According to Kathleen Heide, a professor at the University of South Florida who has researched and written extensively on the subject of matricide, the crimes committed by Nakisha and Tylar illustrate several "knowns" about young girls who kill their mothers.
First, says Heide, the average age for teen girls to commit matricide is between 14 and 17. In addition, according to Heide's analysis of matricide cases between 1976 and 2007, 44 percent of the girls who kill their mothers did so with the aid of an accomplice.
"To take that step girls may need the support of someone else," says Heide, "whereas boys tend to be more autonomous."
And there are other things we know about these cases: first, killers like Nakisha are very rare. According to Heide's research, "boys outnumbered girls seven-to-one in the killing of mothers." And most parents killed by their children are killed by adult children; only about 17 percent of parricide perpetrators are under 18 years old.
When it comes to why girls commit this crime, the answers are less clear.

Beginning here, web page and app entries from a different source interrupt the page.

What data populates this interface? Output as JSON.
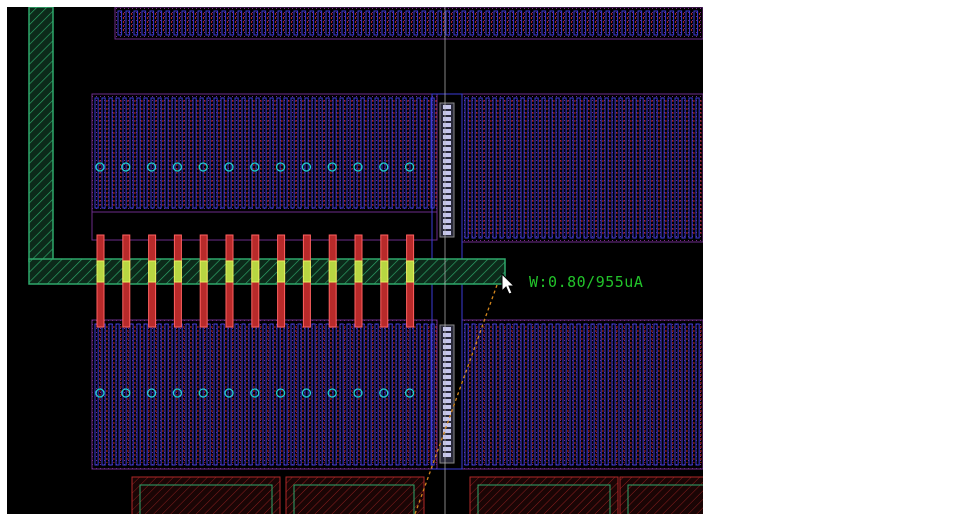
{
  "view": {
    "background": "#000000",
    "page_background": "#ffffff"
  },
  "measurement": {
    "label": "W:0.80/955uA",
    "color": "#22c32a"
  },
  "layers": {
    "metal1": "#3b3bd6",
    "poly": "#b82a2a",
    "diffusion": "#6b2d8a",
    "metal2_wire": "#2ea86a",
    "contact": "#c6c6ee",
    "via_cut": "#22d0d0",
    "crosshair": "#bbbbbb",
    "ruler": "#d4861c"
  },
  "icons": {
    "cursor": "arrow-pointer-icon"
  }
}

Heide has written that parricide perpetrators, male and female, tend to have been either severely abused, severely mentally ill or "dangerously anti-social."

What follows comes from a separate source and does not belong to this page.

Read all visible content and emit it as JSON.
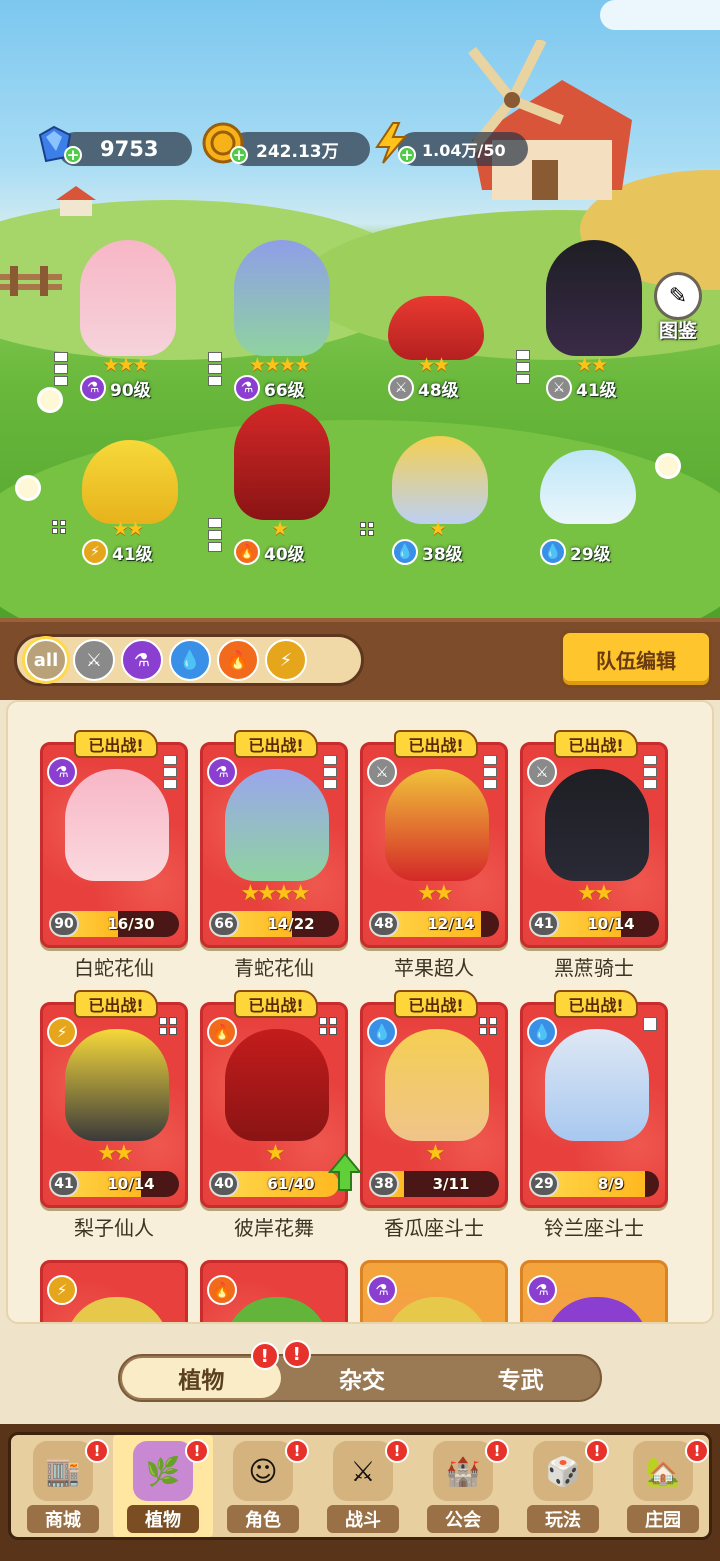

By most accounts, neither Nakisha nor Tylar were severely abused or mentally ill, suggesting they may fall into the latter category, which Heide describes as including people who "kill for selfish reasons, like freedom or money."

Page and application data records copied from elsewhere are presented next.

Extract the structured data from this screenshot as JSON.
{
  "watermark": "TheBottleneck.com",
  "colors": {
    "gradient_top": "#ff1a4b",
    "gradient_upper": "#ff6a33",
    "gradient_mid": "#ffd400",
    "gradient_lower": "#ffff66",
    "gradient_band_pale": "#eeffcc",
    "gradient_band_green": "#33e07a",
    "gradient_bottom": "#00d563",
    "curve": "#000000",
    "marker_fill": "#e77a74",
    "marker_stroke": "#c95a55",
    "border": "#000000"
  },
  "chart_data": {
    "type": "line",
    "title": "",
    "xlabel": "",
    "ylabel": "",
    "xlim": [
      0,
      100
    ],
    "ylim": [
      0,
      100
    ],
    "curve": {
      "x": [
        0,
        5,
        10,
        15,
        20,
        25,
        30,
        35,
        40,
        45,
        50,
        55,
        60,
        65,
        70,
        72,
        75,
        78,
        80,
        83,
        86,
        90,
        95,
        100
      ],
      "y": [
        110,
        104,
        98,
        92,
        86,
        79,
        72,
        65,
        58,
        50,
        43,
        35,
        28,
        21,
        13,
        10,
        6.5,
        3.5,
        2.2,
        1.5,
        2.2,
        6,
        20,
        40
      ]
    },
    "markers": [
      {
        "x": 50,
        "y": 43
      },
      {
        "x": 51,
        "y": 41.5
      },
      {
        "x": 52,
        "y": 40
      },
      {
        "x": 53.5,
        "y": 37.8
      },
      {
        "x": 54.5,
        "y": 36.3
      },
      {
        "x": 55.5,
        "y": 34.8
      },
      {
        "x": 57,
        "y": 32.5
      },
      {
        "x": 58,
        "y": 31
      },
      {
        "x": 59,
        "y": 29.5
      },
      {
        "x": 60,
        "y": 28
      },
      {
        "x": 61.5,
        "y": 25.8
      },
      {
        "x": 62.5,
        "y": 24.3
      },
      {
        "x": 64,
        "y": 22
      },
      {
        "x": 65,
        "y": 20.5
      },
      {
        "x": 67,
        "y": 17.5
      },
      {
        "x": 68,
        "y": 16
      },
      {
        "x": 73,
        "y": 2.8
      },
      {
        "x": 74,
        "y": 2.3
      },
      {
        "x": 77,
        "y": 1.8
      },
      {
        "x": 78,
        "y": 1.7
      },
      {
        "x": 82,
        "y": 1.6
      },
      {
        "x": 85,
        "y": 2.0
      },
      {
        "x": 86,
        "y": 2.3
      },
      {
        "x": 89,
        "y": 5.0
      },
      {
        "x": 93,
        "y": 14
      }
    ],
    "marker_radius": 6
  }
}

Finally, Heide and Paul Mones, the author of "When A Child Kills: Abused Children Who Kill Their Parents," agree that in parricide cases, there is often an element of "overkill." Nakisha stabbed her mother 43 times, and Joanne Witt was stabbed more than 20 times, her head nearly severed by the knife used to kill her.
Heide explains that when a child kills a parent, they sometimes enter an "altered state of consciousness" and later report being "astonished" by the intensity of their actions.
"When they finally get to that point, there's a great deal of anger buried deep inside and the anger fuels the release of stress hormones which feeds the aggression," Heide says. "They'll continue stabbing or bludgeoning until they're exhausted...They may not be making 30 conscious decisions to stab."
"In that heightened state of emotional arousal," she says, "there is a great deal of anger at the core."
But whether the motivation to kill a mother comes from anger, abuse, illness or greed, there is no doubt that the modern history of matricide is full of horror stories that rivet: In Massachusetts in 1892, Lizzie Borden famously murdered her father and step-mother, a story immortalized, improbably, in a children's rhyme: Lizzie Borden took and ax/and gave her mother 40 whacks... In 1954, two New Zealand teens named Pauline Parker and Juliet Hulme murdered Pauline's mother; their story became the movie "Heavenly Creatures" starring Kate Winslet. And in 1990, 14-year-old Gina Grant bludgeoned her alcoholic mother to death with a candlestick. Grant made national headlines in 1995 when she was admitted to Harvard and then had her admission rescinded when the university learned of her past crime.
Currently, Georgia's Rockdale County District Attorney's office is preparing to try twin teenage girls Tasmiyah and Jasmiyah Whitehead for the beating and stabbing death of their mother in January 2010. According to Richard Reade, the DA prosecuting the case, the girls, who will be tried as adults on charges of first degree murder, come from a family with "four generations of family dysfunction."
Of course, not every dysfunctional family ends up imploding so spectacularly. But when they do, Heide says that society can't help but pay attention.
"Because girls are less likely to have violent solutions than boys, the fact that a daughter would take her mother's life shocks people, it's horrifying to them," she says. "It feels personal because most people are parents. You can't help but wonder, could my child do that?"